His rueful frustration shouldn't be construed as a sense of victimhood, however; he accepts that his own inconsistency has played a part in the way his career has developed.

"That's probably been my downfall over the years," Maxwell admits. "I've always given people an excuse to probably leave my spot open for grabs, and that's just down to me not performing at the right time or when I have been given those opportunities. I think more recently I've been able to be a bit more relaxed and I've gone into games and just trusted what I do well. You can put a lot of pressure on yourself when you feel like your spot is under pressure, and you stop actually thinking about cricket and you start thinking about things you can't control."

He still harbours hopes of playing more Tests for Australia - which seemed inevitable when he made his maiden Test century, in Ranchi during Australia's 2017 tour of India.

"Once I got that hundred, I just went, 'I've proved so many people wrong in what's traditionally the hardest place for an overseas batter to come', and it was like I've reached a childhood dream to score a Test hundred for my country. At that point it didn't really faze me. I was like, whatever happens from now, I've literally achieved so much in the game and this is as good as it gets.

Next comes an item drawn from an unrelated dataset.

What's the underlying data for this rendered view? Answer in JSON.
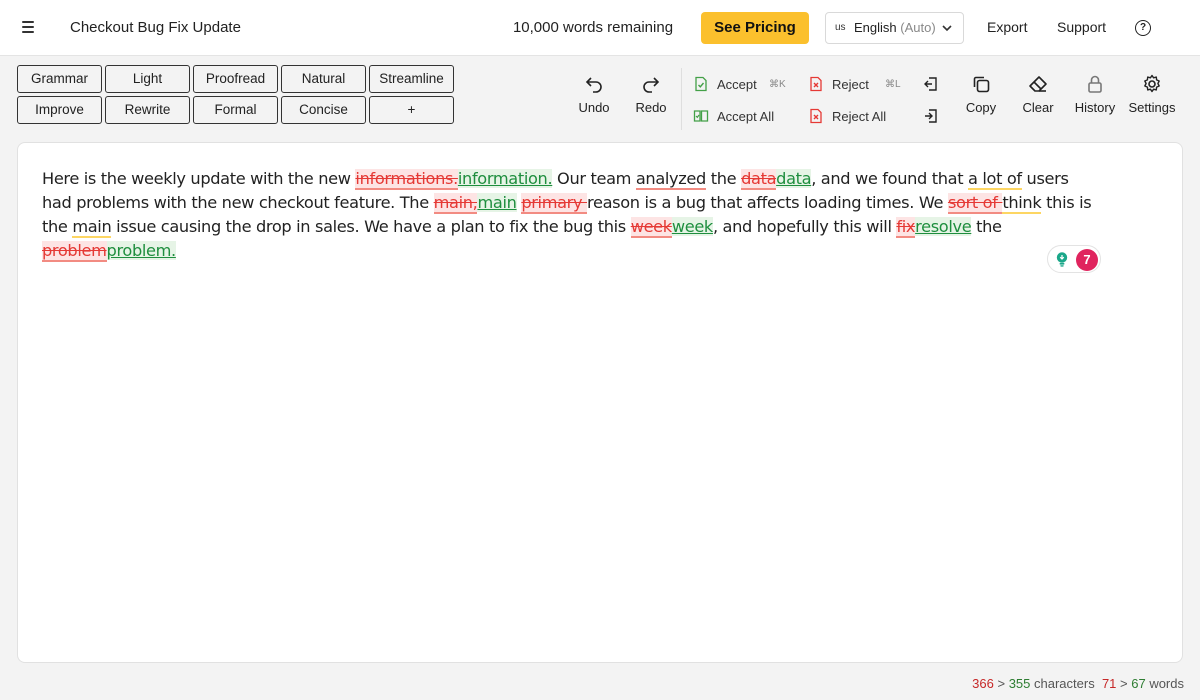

"That's what I love about this new group - everyone's really open to each other, there's ideas on the game, and it's probably more of a collective buy-in"

"Obviously I definitely wanted to stay there and then play a hundred Tests, or as many as I could, and it just turned out that they decided to go in a different direction. I was upset about it, I was disappointed, but it's nothing you can really help. I gave everything I had. I trained as hard as I could and I changed a lot of things about myself, training-wise. Mentally, physically, I gave everything I had to Test cricket and I'd love to get another crack at some stage, but if I don't, I know I gave it everything I could."


As we conclude our interview, my mind flashes back to watching Maxwell bat against England in Perth, during the tri-series that led into the 2015 World Cup. My colleague George Dobell turned to me and remarked, "One day, Australia will actually realise just how good Glenn Maxwell is and how he can destroy oppositions. I fear for England when they do."

It has perhaps taken too long, but four years down the track and heading into another World Cup, Maxwell is both comfortable and appreciated in the Australian squad. But the main task still lies ahead.

"It's a pretty amazing experience to defend a World Cup title, and as a player who was there in 2015, I know how special that was."

"I'd love to get that opportunity to do it over here."